INSTRUCTIONS TO FOLLOW:
Images are not part of the copy; write out the rest of the data exactly as given.

Items from an interface collection:
::::::::::

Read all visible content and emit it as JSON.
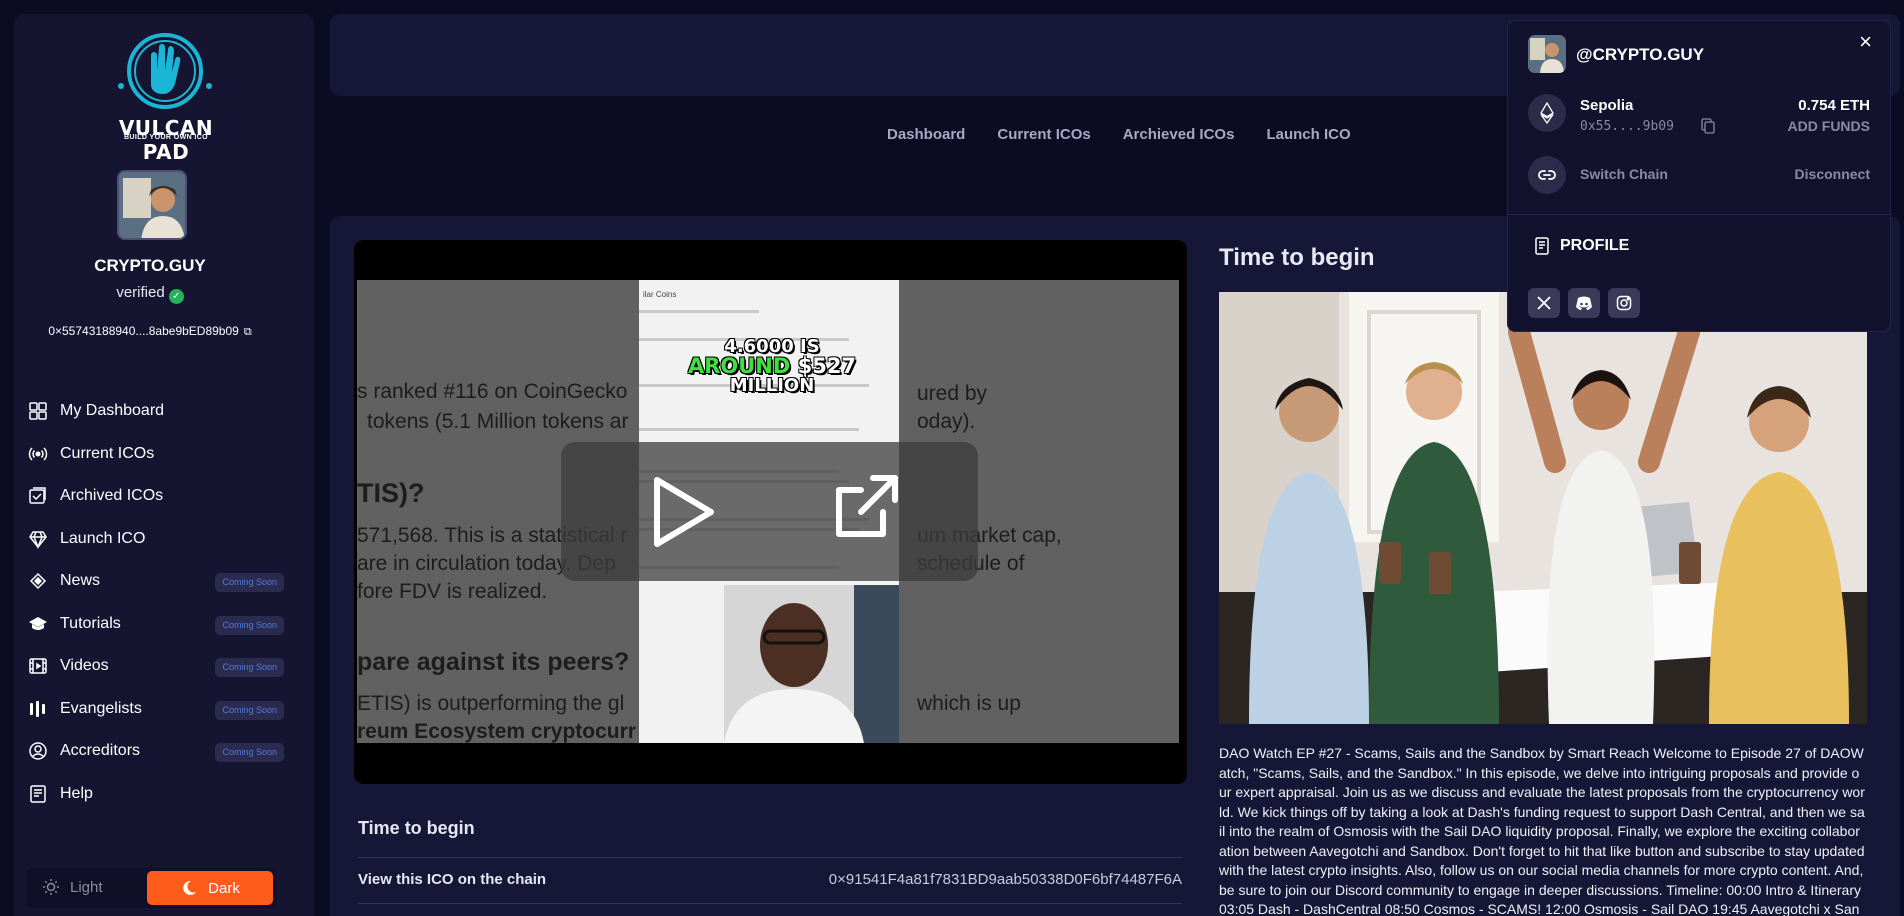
{
  "brand": {
    "name": "VULCAN PAD",
    "tagline": "BUILD YOUR OWN ICO",
    "accent": "#ff5b1a",
    "logo_color": "#1bb5d6"
  },
  "user": {
    "name": "CRYPTO.GUY",
    "verified_label": "verified",
    "address": "0×55743188940....8abe9bED89b09"
  },
  "sidebar": {
    "items": [
      {
        "label": "My Dashboard",
        "icon": "dashboard-icon",
        "badge": ""
      },
      {
        "label": "Current ICOs",
        "icon": "broadcast-icon",
        "badge": ""
      },
      {
        "label": "Archived ICOs",
        "icon": "archive-icon",
        "badge": ""
      },
      {
        "label": "Launch ICO",
        "icon": "diamond-icon",
        "badge": ""
      },
      {
        "label": "News",
        "icon": "news-icon",
        "badge": "Coming Soon"
      },
      {
        "label": "Tutorials",
        "icon": "graduation-cap-icon",
        "badge": "Coming Soon"
      },
      {
        "label": "Videos",
        "icon": "film-icon",
        "badge": "Coming Soon"
      },
      {
        "label": "Evangelists",
        "icon": "bars-icon",
        "badge": "Coming Soon"
      },
      {
        "label": "Accreditors",
        "icon": "user-circle-icon",
        "badge": "Coming Soon"
      },
      {
        "label": "Help",
        "icon": "help-doc-icon",
        "badge": ""
      }
    ]
  },
  "theme": {
    "light": "Light",
    "dark": "Dark"
  },
  "topnav": [
    "Dashboard",
    "Current ICOs",
    "Archieved ICOs",
    "Launch ICO"
  ],
  "video": {
    "bg_heading_1": "s ranked #116 on CoinGecko",
    "bg_heading_2": "tokens (5.1 Million tokens ar",
    "bg_heading_3": "TIS)?",
    "bg_heading_4": "571,568. This is a statistical r",
    "bg_heading_5": "are in circulation today. Dep",
    "bg_heading_6": "fore FDV is realized.",
    "bg_heading_7": "pare against its peers?",
    "bg_heading_8": "ETIS) is outperforming the gl",
    "bg_heading_9": "reum Ecosystem cryptocurr",
    "bg_right_1": "ured by",
    "bg_right_2": "oday).",
    "bg_right_3": "um market cap,",
    "bg_right_4": "schedule of",
    "bg_right_5": "which is up",
    "thumb_header": "ilar Coins",
    "thumb_line1": "4.6000 IS",
    "thumb_line2a": "AROUND",
    "thumb_line2b": "$527",
    "thumb_line3": "MILLION"
  },
  "ico": {
    "title": "Time to begin",
    "chain_label": "View this ICO on the chain",
    "chain_address": "0×91541F4a81f7831BD9aab50338D0F6bf74487F6A"
  },
  "right": {
    "title": "Time to begin",
    "description": "DAO Watch EP #27 - Scams, Sails and the Sandbox by Smart Reach Welcome to Episode 27 of DAOWatch, \"Scams, Sails, and the Sandbox.\" In this episode, we delve into intriguing proposals and provide our expert appraisal. Join us as we discuss and evaluate the latest proposals from the cryptocurrency world. We kick things off by taking a look at Dash's funding request to support Dash Central, and then we sail into the realm of Osmosis with the Sail DAO liquidity proposal. Finally, we explore the exciting collaboration between Aavegotchi and Sandbox. Don't forget to hit that like button and subscribe to stay updated with the latest crypto insights. Also, follow us on our social media channels for more crypto content. And, be sure to join our Discord community to engage in deeper discussions. Timeline: 00:00 Intro & Itinerary 03:05 Dash - DashCentral 08:50 Cosmos - SCAMS! 12:00 Osmosis - Sail DAO 19:45 Aavegotchi x Sandb"
  },
  "wallet": {
    "handle": "@CRYPTO.GUY",
    "network": "Sepolia",
    "address": "0x55....9b09",
    "balance": "0.754 ETH",
    "add_funds": "ADD FUNDS",
    "switch_chain": "Switch Chain",
    "disconnect": "Disconnect",
    "profile": "PROFILE",
    "close": "×",
    "socials": [
      "x-icon",
      "discord-icon",
      "instagram-icon"
    ]
  }
}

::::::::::

RESULT:
Read all visible content and emit it as JSON.
{
  "brand": {
    "name": "VULCAN PAD",
    "tagline": "BUILD YOUR OWN ICO",
    "accent": "#ff5b1a",
    "logo_color": "#1bb5d6"
  },
  "user": {
    "name": "CRYPTO.GUY",
    "verified_label": "verified",
    "address": "0×55743188940....8abe9bED89b09"
  },
  "sidebar": {
    "items": [
      {
        "label": "My Dashboard",
        "icon": "dashboard-icon",
        "badge": ""
      },
      {
        "label": "Current ICOs",
        "icon": "broadcast-icon",
        "badge": ""
      },
      {
        "label": "Archived ICOs",
        "icon": "archive-icon",
        "badge": ""
      },
      {
        "label": "Launch ICO",
        "icon": "diamond-icon",
        "badge": ""
      },
      {
        "label": "News",
        "icon": "news-icon",
        "badge": "Coming Soon"
      },
      {
        "label": "Tutorials",
        "icon": "graduation-cap-icon",
        "badge": "Coming Soon"
      },
      {
        "label": "Videos",
        "icon": "film-icon",
        "badge": "Coming Soon"
      },
      {
        "label": "Evangelists",
        "icon": "bars-icon",
        "badge": "Coming Soon"
      },
      {
        "label": "Accreditors",
        "icon": "user-circle-icon",
        "badge": "Coming Soon"
      },
      {
        "label": "Help",
        "icon": "help-doc-icon",
        "badge": ""
      }
    ]
  },
  "theme": {
    "light": "Light",
    "dark": "Dark"
  },
  "topnav": [
    "Dashboard",
    "Current ICOs",
    "Archieved ICOs",
    "Launch ICO"
  ],
  "video": {
    "bg_heading_1": "s ranked #116 on CoinGecko",
    "bg_heading_2": "tokens (5.1 Million tokens ar",
    "bg_heading_3": "TIS)?",
    "bg_heading_4": "571,568. This is a statistical r",
    "bg_heading_5": "are in circulation today. Dep",
    "bg_heading_6": "fore FDV is realized.",
    "bg_heading_7": "pare against its peers?",
    "bg_heading_8": "ETIS) is outperforming the gl",
    "bg_heading_9": "reum Ecosystem cryptocurr",
    "bg_right_1": "ured by",
    "bg_right_2": "oday).",
    "bg_right_3": "um market cap,",
    "bg_right_4": "schedule of",
    "bg_right_5": "which is up",
    "thumb_header": "ilar Coins",
    "thumb_line1": "4.6000 IS",
    "thumb_line2a": "AROUND",
    "thumb_line2b": "$527",
    "thumb_line3": "MILLION"
  },
  "ico": {
    "title": "Time to begin",
    "chain_label": "View this ICO on the chain",
    "chain_address": "0×91541F4a81f7831BD9aab50338D0F6bf74487F6A"
  },
  "right": {
    "title": "Time to begin",
    "description": "DAO Watch EP #27 - Scams, Sails and the Sandbox by Smart Reach Welcome to Episode 27 of DAOWatch, \"Scams, Sails, and the Sandbox.\" In this episode, we delve into intriguing proposals and provide our expert appraisal. Join us as we discuss and evaluate the latest proposals from the cryptocurrency world. We kick things off by taking a look at Dash's funding request to support Dash Central, and then we sail into the realm of Osmosis with the Sail DAO liquidity proposal. Finally, we explore the exciting collaboration between Aavegotchi and Sandbox. Don't forget to hit that like button and subscribe to stay updated with the latest crypto insights. Also, follow us on our social media channels for more crypto content. And, be sure to join our Discord community to engage in deeper discussions. Timeline: 00:00 Intro & Itinerary 03:05 Dash - DashCentral 08:50 Cosmos - SCAMS! 12:00 Osmosis - Sail DAO 19:45 Aavegotchi x Sandb"
  },
  "wallet": {
    "handle": "@CRYPTO.GUY",
    "network": "Sepolia",
    "address": "0x55....9b09",
    "balance": "0.754 ETH",
    "add_funds": "ADD FUNDS",
    "switch_chain": "Switch Chain",
    "disconnect": "Disconnect",
    "profile": "PROFILE",
    "close": "×",
    "socials": [
      "x-icon",
      "discord-icon",
      "instagram-icon"
    ]
  }
}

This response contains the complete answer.